Numbers 2.- Brigadier General Thomas F. Drayton, C. S. Army.

Numbers 3.- Major John b. Willcoxon, Phillips Legion.

Numbers 4.- Captain Carlos Tracy, volunteer aide-de-camp.

Numbers 5.- Miscellaneous orders and correspondence.

Numbers 1. Report of Lieutenant Colonel John H. Jackson, Third New Hampshire Infantry.

HEADQUARTERS THIRD NEW HAMPSHIRE VOLUNTEERS,

Hilton Head, S. C., March 25, 1862.

SIR: I have the honor to report that, in compliance with Special Orders, Numbers 67, March 18, 1862, I proceeded on the 19th, with 24 officers and - enlisted men, on a reconnaissance in force on May River, running between the islands of Bull and Savage and the main-land. Accompanying the battalion from my regiment was a detachment from the Third Rhode Island Volunteers, with a 12-pounder howitzer, under the command of Lieutenant Morrow, who conducted himself in a manner deserving my thanks, and materially assisted me in all my movements during the rive days I was gone.

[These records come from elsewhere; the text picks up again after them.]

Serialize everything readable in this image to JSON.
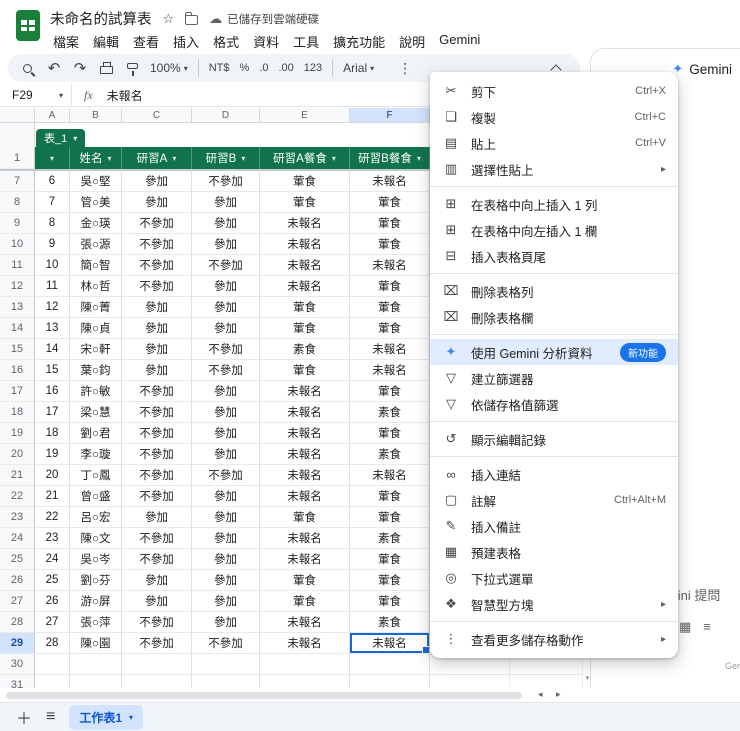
{
  "colors": {
    "table_green": "#11734b",
    "accent_blue": "#0b57d0",
    "selection_blue": "#1967d2",
    "highlight_blue": "#d3e3fd",
    "badge_blue": "#1a73e8"
  },
  "titlebar": {
    "doc_title": "未命名的試算表",
    "saved_status": "已儲存到雲端硬碟",
    "menus": [
      "檔案",
      "編輯",
      "查看",
      "插入",
      "格式",
      "資料",
      "工具",
      "擴充功能",
      "說明",
      "Gemini"
    ]
  },
  "toolbar": {
    "zoom": "100%",
    "currency": "NT$",
    "percent": "%",
    "dec_decrease": ".0",
    "dec_increase": ".00",
    "number_format": "123",
    "font_name": "Arial"
  },
  "formula_bar": {
    "cell_ref": "F29",
    "fx": "fx",
    "value": "未報名"
  },
  "grid": {
    "column_letters": [
      "A",
      "B",
      "C",
      "D",
      "E",
      "F"
    ],
    "selected_column": "F",
    "selected_row": 29,
    "table_chip": "表_1",
    "header_row_num": "1",
    "headers": [
      "",
      "姓名",
      "研習A",
      "研習B",
      "研習A餐食",
      "研習B餐食"
    ],
    "rows": [
      {
        "n": "7",
        "cells": [
          "6",
          "吳○堅",
          "參加",
          "不參加",
          "葷食",
          "未報名"
        ]
      },
      {
        "n": "8",
        "cells": [
          "7",
          "管○美",
          "參加",
          "參加",
          "葷食",
          "葷食"
        ]
      },
      {
        "n": "9",
        "cells": [
          "8",
          "金○瑛",
          "不參加",
          "參加",
          "未報名",
          "葷食"
        ]
      },
      {
        "n": "10",
        "cells": [
          "9",
          "張○源",
          "不參加",
          "參加",
          "未報名",
          "葷食"
        ]
      },
      {
        "n": "11",
        "cells": [
          "10",
          "簡○智",
          "不參加",
          "不參加",
          "未報名",
          "未報名"
        ]
      },
      {
        "n": "12",
        "cells": [
          "11",
          "林○哲",
          "不參加",
          "參加",
          "未報名",
          "葷食"
        ]
      },
      {
        "n": "13",
        "cells": [
          "12",
          "陳○菁",
          "參加",
          "參加",
          "葷食",
          "葷食"
        ]
      },
      {
        "n": "14",
        "cells": [
          "13",
          "陳○貞",
          "參加",
          "參加",
          "葷食",
          "葷食"
        ]
      },
      {
        "n": "15",
        "cells": [
          "14",
          "宋○軒",
          "參加",
          "不參加",
          "素食",
          "未報名"
        ]
      },
      {
        "n": "16",
        "cells": [
          "15",
          "葉○鈞",
          "參加",
          "不參加",
          "葷食",
          "未報名"
        ]
      },
      {
        "n": "17",
        "cells": [
          "16",
          "許○敏",
          "不參加",
          "參加",
          "未報名",
          "葷食"
        ]
      },
      {
        "n": "18",
        "cells": [
          "17",
          "梁○慧",
          "不參加",
          "參加",
          "未報名",
          "素食"
        ]
      },
      {
        "n": "19",
        "cells": [
          "18",
          "劉○君",
          "不參加",
          "參加",
          "未報名",
          "葷食"
        ]
      },
      {
        "n": "20",
        "cells": [
          "19",
          "李○璇",
          "不參加",
          "參加",
          "未報名",
          "素食"
        ]
      },
      {
        "n": "21",
        "cells": [
          "20",
          "丁○鳳",
          "不參加",
          "不參加",
          "未報名",
          "未報名"
        ]
      },
      {
        "n": "22",
        "cells": [
          "21",
          "曾○盛",
          "不參加",
          "參加",
          "未報名",
          "葷食"
        ]
      },
      {
        "n": "23",
        "cells": [
          "22",
          "呂○宏",
          "參加",
          "參加",
          "葷食",
          "葷食"
        ]
      },
      {
        "n": "24",
        "cells": [
          "23",
          "陳○文",
          "不參加",
          "參加",
          "未報名",
          "素食"
        ]
      },
      {
        "n": "25",
        "cells": [
          "24",
          "吳○岑",
          "不參加",
          "參加",
          "未報名",
          "葷食"
        ]
      },
      {
        "n": "26",
        "cells": [
          "25",
          "劉○芬",
          "參加",
          "參加",
          "葷食",
          "葷食"
        ]
      },
      {
        "n": "27",
        "cells": [
          "26",
          "游○屏",
          "參加",
          "參加",
          "葷食",
          "葷食"
        ]
      },
      {
        "n": "28",
        "cells": [
          "27",
          "張○萍",
          "不參加",
          "參加",
          "未報名",
          "素食"
        ]
      },
      {
        "n": "29",
        "cells": [
          "28",
          "陳○園",
          "不參加",
          "不參加",
          "未報名",
          "未報名"
        ]
      },
      {
        "n": "30",
        "cells": [
          "",
          "",
          "",
          "",
          "",
          ""
        ]
      },
      {
        "n": "31",
        "cells": [
          "",
          "",
          "",
          "",
          "",
          ""
        ]
      }
    ]
  },
  "context_menu": {
    "items": [
      {
        "icon": "cut-icon",
        "glyph": "✂",
        "label": "剪下",
        "shortcut": "Ctrl+X"
      },
      {
        "icon": "copy-icon",
        "glyph": "❏",
        "label": "複製",
        "shortcut": "Ctrl+C"
      },
      {
        "icon": "paste-icon",
        "glyph": "▤",
        "label": "貼上",
        "shortcut": "Ctrl+V"
      },
      {
        "icon": "paste-special-icon",
        "glyph": "▥",
        "label": "選擇性貼上",
        "submenu": true
      },
      {
        "divider": true
      },
      {
        "icon": "insert-row-above-icon",
        "glyph": "⊞",
        "label": "在表格中向上插入 1 列"
      },
      {
        "icon": "insert-col-left-icon",
        "glyph": "⊞",
        "label": "在表格中向左插入 1 欄"
      },
      {
        "icon": "insert-table-footer-icon",
        "glyph": "⊟",
        "label": "插入表格頁尾"
      },
      {
        "divider": true
      },
      {
        "icon": "delete-table-row-icon",
        "glyph": "⌧",
        "label": "刪除表格列"
      },
      {
        "icon": "delete-table-col-icon",
        "glyph": "⌧",
        "label": "刪除表格欄"
      },
      {
        "divider": true
      },
      {
        "icon": "gemini-sparkle-icon",
        "glyph": "✦",
        "label": "使用 Gemini 分析資料",
        "badge": "新功能",
        "highlight": true
      },
      {
        "icon": "create-filter-icon",
        "glyph": "▽",
        "label": "建立篩選器"
      },
      {
        "icon": "filter-by-value-icon",
        "glyph": "▽",
        "label": "依儲存格值篩選"
      },
      {
        "divider": true
      },
      {
        "icon": "edit-history-icon",
        "glyph": "↺",
        "label": "顯示編輯記錄"
      },
      {
        "divider": true
      },
      {
        "icon": "insert-link-icon",
        "glyph": "∞",
        "label": "插入連結"
      },
      {
        "icon": "comment-icon",
        "glyph": "▢",
        "label": "註解",
        "shortcut": "Ctrl+Alt+M"
      },
      {
        "icon": "insert-note-icon",
        "glyph": "✎",
        "label": "插入備註"
      },
      {
        "icon": "prebuilt-tables-icon",
        "glyph": "▦",
        "label": "預建表格"
      },
      {
        "icon": "dropdown-chip-icon",
        "glyph": "◎",
        "label": "下拉式選單"
      },
      {
        "icon": "smart-chips-icon",
        "glyph": "❖",
        "label": "智慧型方塊",
        "submenu": true
      },
      {
        "divider": true
      },
      {
        "icon": "more-cell-actions-icon",
        "glyph": "⋮",
        "label": "查看更多儲存格動作",
        "submenu": true
      }
    ]
  },
  "gemini_panel": {
    "title": "Gemini",
    "prompt_placeholder": "向 Gemini 提問",
    "disclaimer": "Gemini"
  },
  "sheet_bar": {
    "tab_name": "工作表1"
  }
}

I left my camp at this place at 2 p. m., and arrived at Seabrok at 3.30 p. m., and had all but one company embarked at 4 o'clock, filling what boats I had, fifteen in number, one leaking so badly I had to leave it behind. The field piece I embarked in a scow we found at Seabrok and towed it with one of our large boats. Soon after leaving the wharf it began to grow dark and to rain, and the wind blew hard, so as to endanger the safety of our field piece, the scow being low in the water. After an hour and a half's rowing, I thought best to land a short time until the weather became somewhat calmer, and landed at Dr. Frank Pope's plantation, on Hilton Head Island. The men found shelter in the buildings, and at 2.30 o'clock in the morning of Thursday, the 20th, we again embarked, and about daybreak landed on a hard beach at Dr. James Kirk's plantation, on the main-land, and 1 mile from Bluffton.

I had previously sent two companies under command of Captain Randlett to the White house, on Ephraim Baynard's plantation, opposite the lower end of Pinckney Island, to drive in or capture the picket stationed there. Immediately after lading, the command remaining with me, I threw out Captain Plimpton's company as skirmishers in the direction of the above plantation, to assist Captain Randlett, and to ascertain what other pickets there were near there, and, if possible, to capture them.

Immediately after landing we could see cavalry pickets in the woods skirting the plantation. I immediately had the field piece brought up and fired three shells into the wood, scattering the enemy. As I had not made preparation to advance far into the interior, I drew off my command, and dropped down to Colonel Seabrook's wharf and plantation, on Bull Island, opposite the main-land. After landing that portion of my command I proceeded to Baynard's plantation, and found that 4 rebel pickets had been captured. Captain Plimpton's company,